Friday, January 14, 2022: 9:45 AM-11:15 AM
Capitol, ML 4 (Marriott Marquis Washington, DC)
Mo Yee Lee, PhD, The Ohio State University,
Daniel A. Hackman, PhD, University of Southern California,
Michael Spencer, PhD, University of Washington,
Jenny Jones, PhD, Clark Atlanta University,
Martell Teasley, PhD, University of Utah,
Hyeouk Chris Hahm, PhD, Boston University School of Social Work and
Carmela Alcántara, PhD, Columbia University
A primary focus of doctoral education, as stated in the mission statement of GADE, is to prepare the next generation of scholars, researchers, and educators who function as stewards of the disciplines(GADE Strategic Plan, 2016). Systemic racism underscored by the death of Breonna Taylor and George Floyd, as well as other unarmed African American/Black and people of color, the rising pandemic othering and Asian discrimination, and a political climate that fuels xenophobia and hate against Black, Indigenous, and People of Color (BIPOC) challenge doctoral education to revisit how we are preparing the next generation of social work scholars to decolonize and de-center whiteness in social work research.
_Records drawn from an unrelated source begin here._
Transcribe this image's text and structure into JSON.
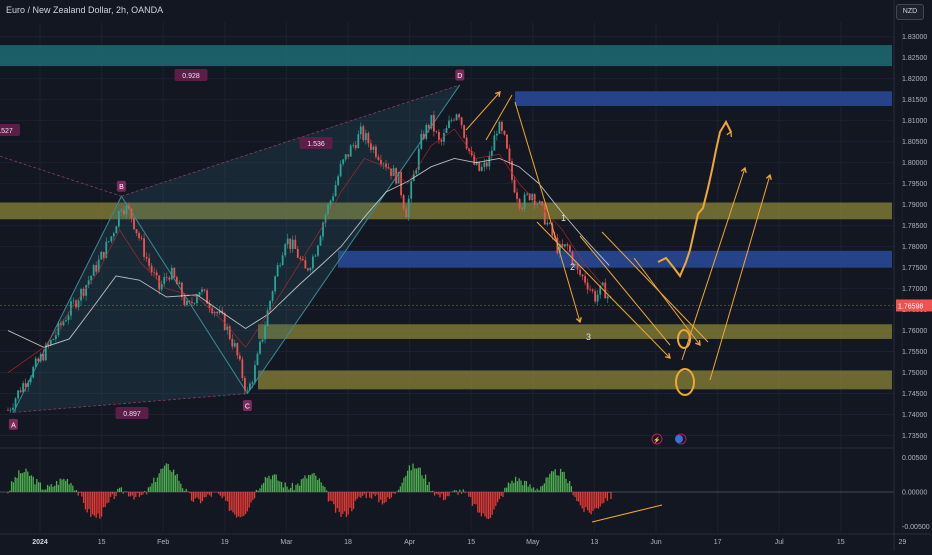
{
  "header": {
    "title": "Euro / New Zealand Dollar, 2h, OANDA",
    "currency_button": "NZD"
  },
  "chart_data": [
    {
      "type": "candlestick",
      "symbol": "EURNZD",
      "timeframe": "2h",
      "x_ticks": [
        "2024",
        "15",
        "Feb",
        "19",
        "Mar",
        "18",
        "Apr",
        "15",
        "May",
        "13",
        "Jun",
        "17",
        "Jul",
        "15",
        "29"
      ],
      "y_ticks": [
        "1.83000",
        "1.82500",
        "1.82000",
        "1.81500",
        "1.81000",
        "1.80500",
        "1.80000",
        "1.79500",
        "1.79000",
        "1.78500",
        "1.78000",
        "1.77500",
        "1.77000",
        "1.76500",
        "1.76000",
        "1.75500",
        "1.75000",
        "1.74500",
        "1.74000",
        "1.73500"
      ],
      "ylim": [
        1.7325,
        1.8335
      ],
      "last_price": "1.76598",
      "close_path": [
        [
          0,
          1.741
        ],
        [
          0.8,
          1.747
        ],
        [
          1.6,
          1.752
        ],
        [
          2.5,
          1.758
        ],
        [
          3.3,
          1.764
        ],
        [
          4.2,
          1.77
        ],
        [
          5,
          1.776
        ],
        [
          5.8,
          1.783
        ],
        [
          6.3,
          1.79
        ],
        [
          6.8,
          1.788
        ],
        [
          7.3,
          1.782
        ],
        [
          7.8,
          1.776
        ],
        [
          8.4,
          1.77
        ],
        [
          9,
          1.774
        ],
        [
          9.5,
          1.77
        ],
        [
          10,
          1.765
        ],
        [
          10.6,
          1.77
        ],
        [
          11.3,
          1.766
        ],
        [
          12,
          1.762
        ],
        [
          12.6,
          1.756
        ],
        [
          13.1,
          1.748
        ],
        [
          13.3,
          1.745
        ],
        [
          13.8,
          1.752
        ],
        [
          14.3,
          1.762
        ],
        [
          14.8,
          1.772
        ],
        [
          15.4,
          1.782
        ],
        [
          16,
          1.779
        ],
        [
          16.5,
          1.774
        ],
        [
          17,
          1.778
        ],
        [
          17.5,
          1.786
        ],
        [
          18,
          1.792
        ],
        [
          18.5,
          1.799
        ],
        [
          19,
          1.803
        ],
        [
          19.6,
          1.807
        ],
        [
          20.2,
          1.804
        ],
        [
          20.8,
          1.801
        ],
        [
          21.3,
          1.798
        ],
        [
          21.7,
          1.796
        ],
        [
          22.1,
          1.788
        ],
        [
          22.6,
          1.798
        ],
        [
          23,
          1.806
        ],
        [
          23.5,
          1.81
        ],
        [
          24,
          1.804
        ],
        [
          24.6,
          1.81
        ],
        [
          25,
          1.813
        ],
        [
          25.4,
          1.806
        ],
        [
          25.8,
          1.8
        ],
        [
          26.2,
          1.798
        ],
        [
          26.7,
          1.8
        ],
        [
          27.2,
          1.809
        ],
        [
          27.6,
          1.805
        ],
        [
          28,
          1.796
        ],
        [
          28.5,
          1.79
        ],
        [
          29.1,
          1.793
        ],
        [
          29.6,
          1.789
        ],
        [
          30.1,
          1.784
        ],
        [
          30.6,
          1.779
        ],
        [
          31.1,
          1.78
        ],
        [
          31.6,
          1.774
        ],
        [
          32.1,
          1.772
        ],
        [
          32.6,
          1.768
        ],
        [
          33.1,
          1.77
        ],
        [
          33.6,
          1.766
        ]
      ],
      "moving_averages": [
        {
          "name": "",
          "color": "#d9d9d9",
          "values": [
            [
              0,
              1.76
            ],
            [
              2,
              1.756
            ],
            [
              3.4,
              1.758
            ],
            [
              4.8,
              1.766
            ],
            [
              6,
              1.773
            ],
            [
              7.3,
              1.772
            ],
            [
              8.8,
              1.768
            ],
            [
              10.5,
              1.7685
            ],
            [
              12,
              1.764
            ],
            [
              13.2,
              1.7605
            ],
            [
              14.5,
              1.764
            ],
            [
              16.2,
              1.771
            ],
            [
              17.5,
              1.776
            ],
            [
              18.5,
              1.78
            ],
            [
              19.8,
              1.787
            ],
            [
              21,
              1.793
            ],
            [
              22.2,
              1.7955
            ],
            [
              23.5,
              1.799
            ],
            [
              24.8,
              1.801
            ],
            [
              26,
              1.8
            ],
            [
              27.3,
              1.801
            ],
            [
              28.4,
              1.799
            ],
            [
              29.5,
              1.795
            ],
            [
              30.8,
              1.788
            ],
            [
              32,
              1.782
            ],
            [
              33.4,
              1.7755
            ]
          ]
        },
        {
          "name": "",
          "color": "#c62828",
          "values": [
            [
              0,
              1.75
            ],
            [
              2,
              1.756
            ],
            [
              3.5,
              1.765
            ],
            [
              5,
              1.774
            ],
            [
              6.2,
              1.784
            ],
            [
              7.4,
              1.776
            ],
            [
              8.8,
              1.77
            ],
            [
              10.5,
              1.768
            ],
            [
              12,
              1.762
            ],
            [
              13.2,
              1.756
            ],
            [
              14.6,
              1.765
            ],
            [
              16.2,
              1.776
            ],
            [
              17.5,
              1.785
            ],
            [
              18.5,
              1.793
            ],
            [
              19.8,
              1.801
            ],
            [
              21,
              1.799
            ],
            [
              22.2,
              1.795
            ],
            [
              23.5,
              1.804
            ],
            [
              24.8,
              1.808
            ],
            [
              26,
              1.801
            ],
            [
              27.3,
              1.802
            ],
            [
              28.4,
              1.795
            ],
            [
              29.5,
              1.79
            ],
            [
              30.8,
              1.784
            ],
            [
              32,
              1.776
            ],
            [
              33.4,
              1.769
            ]
          ]
        }
      ],
      "zones": [
        {
          "color": "teal",
          "low": 1.823,
          "high": 1.828
        },
        {
          "color": "blue",
          "low": 1.8135,
          "high": 1.817
        },
        {
          "color": "olive",
          "low": 1.7865,
          "high": 1.7905
        },
        {
          "color": "blue",
          "low": 1.775,
          "high": 1.779
        },
        {
          "color": "olive",
          "low": 1.758,
          "high": 1.7615
        },
        {
          "color": "olive",
          "low": 1.746,
          "high": 1.7505
        }
      ],
      "harmonic_pattern": {
        "points": [
          {
            "label": "A",
            "x": 0.3,
            "y": 1.7405
          },
          {
            "label": "B",
            "x": 6.3,
            "y": 1.792
          },
          {
            "label": "C",
            "x": 13.3,
            "y": 1.745
          },
          {
            "label": "D",
            "x": 25.1,
            "y": 1.8185
          }
        ],
        "ratios": [
          "0.928",
          "1.536",
          "0.897",
          ".527"
        ]
      },
      "wave_labels": [
        "1",
        "2",
        "3"
      ]
    },
    {
      "type": "histogram",
      "name": "oscillator",
      "y_ticks": [
        "0.00500",
        "0.00000",
        "-0.00500"
      ],
      "ylim": [
        -0.0058,
        0.0058
      ]
    }
  ]
}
To this end, how we mentor doctoral students, how to support them to conduct research and scholarship in a way that promotes social justice and inclusion and produce knowledge that has the potential to eradicate subtle or explicit racism are crucial next steps for creating an environment for inclusive social work research. In addition to supporting anti-racist doctoral training that promotes diversity, inclusion, and equity as well as eliminates anti-Blackness and de-center whiteness in research, educators are continually challenged to embrace mentoring practices that support historically underrepresented or marginalized student groups and engages the contributions of African American/Black scholars, other scholars of color and other minoritized groups.
This roundtable aims to generate a dialogue about fostering anti-racist and inclusive mentoring practices and how to prepare our doctoral students to conduct anti-racist and inclusive research, across various stages of their career trajectory. This roundtable brings together featured panel participants and audience members to explore the following topics:
Anti-racist and inclusive mentoring; Mentoring practices that support students in conducting anti-racist and inclusive research; How faculty can support each other to expand our own capacity to engage in anti-racist and inclusive mentoring; Institutional efforts and practices that support anti-racist and inclusive mentoring.
Featured participants will share their experience and a framework related to these topics and facilitate an active roundtable conversation with the audience. Please bring your own experiences and perspectives to add to this timely conversation!